Chicago (CNN) -- When PBS announced last week that it would be resurrecting "Mister Rogers' Neighborhood" with an animated tiger in the place of Fred Rogers, I was skeptical.
As someone who has written about popular culture for the past decade and a half, I am intimately acquainted with just how bad reconstituted versions of children's classics can be. My dreams are still troubled by the ghoulish image of Jim Carrey in grotesque feral-muppet makeup in the 2000 defilement of "How the Grinch Stole Christmas."
I'm not alone. On a Huffington Post article announcing the spinoff, nostalgia for "Mister Rogers' Neighborhood" battled space in the comments with reservations from commenters like "phillyPete," who writes, "I'm somewhat mortified...this just sounds like a horrible idea." In death and in life, Mr. Rogers means an awful lot to an awful lot of people.
On his show, which debuted in 1968 from a studio in Pittsburgh, Rogers gently ushered children through the challenges of school and everyday life. As a child, I adored him: a soft-spoken evangelist for common decency who addressed children directly and spoke to us in language we could understand.
The show was radical in its soothing simplicity. Each episode would begin with Rogers opening the door to the show's cozy-home set, taking off his jacket, sliding into a cardigan and singing the show's theme, "Won't You Be My Neighbor?"
There was no plot, just Mr. Rogers talking to children and segments involving the Neighborhood of Make-Believe, a fantastical if extremely low-budget realm (Rogers operated and voiced most of the puppets himself) of hand puppets ruled by King Friday XIII and Queen Sara Saturday. It was a gentle world populated by beloved characters like Henrietta Pussycat and Daniel Striped Tiger, a bashful but wise stuffed tiger who lived inside a clock. Children identified with these characters: with their timidity, their curiosity, their shyness and uncertainty.

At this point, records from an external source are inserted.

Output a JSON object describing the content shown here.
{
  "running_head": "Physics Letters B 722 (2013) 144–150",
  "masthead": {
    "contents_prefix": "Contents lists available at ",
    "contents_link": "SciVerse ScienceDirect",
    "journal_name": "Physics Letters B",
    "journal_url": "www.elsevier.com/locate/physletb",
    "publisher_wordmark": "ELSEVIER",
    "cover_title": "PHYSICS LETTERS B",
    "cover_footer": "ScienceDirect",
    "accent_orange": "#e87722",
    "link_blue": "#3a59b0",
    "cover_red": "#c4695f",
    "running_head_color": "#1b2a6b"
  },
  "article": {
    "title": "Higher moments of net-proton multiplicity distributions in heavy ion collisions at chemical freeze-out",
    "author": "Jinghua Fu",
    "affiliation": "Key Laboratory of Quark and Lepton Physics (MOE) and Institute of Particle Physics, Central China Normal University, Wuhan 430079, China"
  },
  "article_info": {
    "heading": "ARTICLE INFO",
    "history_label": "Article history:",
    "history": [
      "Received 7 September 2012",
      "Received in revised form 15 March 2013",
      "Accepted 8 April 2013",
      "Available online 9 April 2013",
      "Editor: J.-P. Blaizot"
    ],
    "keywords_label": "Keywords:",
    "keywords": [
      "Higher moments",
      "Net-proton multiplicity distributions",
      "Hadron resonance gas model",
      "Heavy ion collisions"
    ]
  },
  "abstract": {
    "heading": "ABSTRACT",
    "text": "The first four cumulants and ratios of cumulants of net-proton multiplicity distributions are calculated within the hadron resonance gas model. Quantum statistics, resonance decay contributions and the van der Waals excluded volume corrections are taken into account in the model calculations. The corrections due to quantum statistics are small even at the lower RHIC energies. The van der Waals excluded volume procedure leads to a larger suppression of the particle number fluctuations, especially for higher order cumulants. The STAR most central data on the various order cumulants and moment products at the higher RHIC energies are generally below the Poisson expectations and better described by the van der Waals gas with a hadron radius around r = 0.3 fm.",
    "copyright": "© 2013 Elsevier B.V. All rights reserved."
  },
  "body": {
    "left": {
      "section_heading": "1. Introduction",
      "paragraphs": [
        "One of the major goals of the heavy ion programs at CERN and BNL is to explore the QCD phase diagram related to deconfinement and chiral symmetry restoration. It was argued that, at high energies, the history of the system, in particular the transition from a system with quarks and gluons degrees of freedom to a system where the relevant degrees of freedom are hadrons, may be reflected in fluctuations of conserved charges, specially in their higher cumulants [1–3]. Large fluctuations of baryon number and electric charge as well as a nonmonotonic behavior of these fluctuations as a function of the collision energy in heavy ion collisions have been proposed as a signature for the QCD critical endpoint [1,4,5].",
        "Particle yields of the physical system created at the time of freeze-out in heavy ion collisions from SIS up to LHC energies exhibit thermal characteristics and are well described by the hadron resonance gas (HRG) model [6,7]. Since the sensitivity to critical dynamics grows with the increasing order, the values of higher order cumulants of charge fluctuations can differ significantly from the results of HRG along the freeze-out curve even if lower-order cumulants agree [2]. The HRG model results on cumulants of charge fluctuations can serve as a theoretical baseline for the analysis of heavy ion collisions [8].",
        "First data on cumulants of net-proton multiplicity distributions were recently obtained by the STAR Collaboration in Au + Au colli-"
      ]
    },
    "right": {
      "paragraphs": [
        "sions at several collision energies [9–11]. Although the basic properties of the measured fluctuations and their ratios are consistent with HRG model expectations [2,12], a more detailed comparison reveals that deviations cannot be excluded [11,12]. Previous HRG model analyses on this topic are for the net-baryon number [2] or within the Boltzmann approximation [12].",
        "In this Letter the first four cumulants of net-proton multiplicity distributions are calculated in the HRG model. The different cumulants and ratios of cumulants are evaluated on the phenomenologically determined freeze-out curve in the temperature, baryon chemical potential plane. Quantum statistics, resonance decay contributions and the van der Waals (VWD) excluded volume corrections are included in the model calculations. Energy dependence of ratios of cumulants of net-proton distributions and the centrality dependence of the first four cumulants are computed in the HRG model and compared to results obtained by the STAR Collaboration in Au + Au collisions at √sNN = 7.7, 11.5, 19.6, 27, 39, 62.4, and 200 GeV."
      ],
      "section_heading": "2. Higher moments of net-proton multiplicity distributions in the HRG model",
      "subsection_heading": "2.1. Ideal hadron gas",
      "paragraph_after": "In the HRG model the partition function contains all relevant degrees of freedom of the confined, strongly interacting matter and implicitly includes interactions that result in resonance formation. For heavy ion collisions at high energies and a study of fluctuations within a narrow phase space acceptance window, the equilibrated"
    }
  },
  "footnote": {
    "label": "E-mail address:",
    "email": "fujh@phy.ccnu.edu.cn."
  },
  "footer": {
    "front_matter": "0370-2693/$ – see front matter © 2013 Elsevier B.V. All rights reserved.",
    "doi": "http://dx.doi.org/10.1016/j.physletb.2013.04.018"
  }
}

"Mister Rogers' Neighborhood" said a last goodbye to its neighbors in 2001, and Rogers died in 2003. PBS stopped including the show in its daily syndication package to member stations in 2008,al though it's still broadcast weekly by some stations.
The new show is scheduled for fall 2012. Here's how the PBS press release describes it:
"'Daniel Tiger's Neighborhood' is based on the next generation of the original 'Mister Rogers' Neighborhood' characters. All of the original characters have grown up and now have preschoolers of their own. 'Daniel Tiger's Neighborhood' stories revolve around a 4-year-old Daniel Tiger, son of the original Daniel Tiger, and his preschool friends. The series uses musical strategies grounded in Fred Rogers' landmark curriculum and music. In this way, the songs will give parents and kids a concrete way to practice important pro-social skills together."
The release goes on to quote Bill Isler, president of the Fred Rogers Co., as saying, "We're very excited to be creating a program that builds on Fred's legacy in such fresh and innovative ways."
Even if "Daniel Tiger's Neighborhood" does boast the pedigree of the Fred Rogers Co., the nonprofit organization Rogers started in 1971 (his widow, Joanne, is chairwoman of the board), can it possibly live up to Rogers' values and reputation? Are the show's producers, however well-intentioned, corrupting something sacred? After all, Rogers himself said that he went into television because he hated it. Will "Daniel Tiger's Neighborhood" fight the glut of cynical, opportunistic children's entertainment or contribute to it?
There are plenty of cautionary examples of dreadful revamps of children's classics, from the aforementioned "Grinch" to the Mike Myers "Cat in the Hat" to last year's abysmal 3-D "Gulliver's Travels," but the recent "Winnie the Pooh" animated movie from Disney provides hope.
Like the Fred Rogers Co., Disney was dealing with subject material sacred to much of its target audience, or at least its target audience's parents. And like the Fred Rogers Co., Disney was dealing with subject matter that couldn't be more out of touch with the smart-aleck, rapid-fire, too-cool-for-school vibe of much contemporary children's entertainment.
Rather than chase fickle audiences, however, the new "Winnie the Pooh" is proudly old-fashioned, a gentle throwback in a noisy era, not unlike Rogers himself. There is nothing hip or glib or smartass about it. Like Rogers, it has the courage to be quiet, the audacity to be simple and lovely rather than frenetic and loud. If "Daniel Tiger's Neighborhood" follows suit, it will be just fine, and Rogers' humanistic legacy will live on in a whole new show while remaining refreshingly, soothingly familiar.
Nothing can possibly replace the hypnotically avuncular personage of Fred Rogers, but a show that respects the laconic, restrained rhythms and defiant unhipness of Rogers' sensibility would dramatically expand his posthumous presence. More Mr. Rogers in the world, in whatever form, can only be a good thing.
The opinions expressed in this commentary are solely those of Nathan Rabin.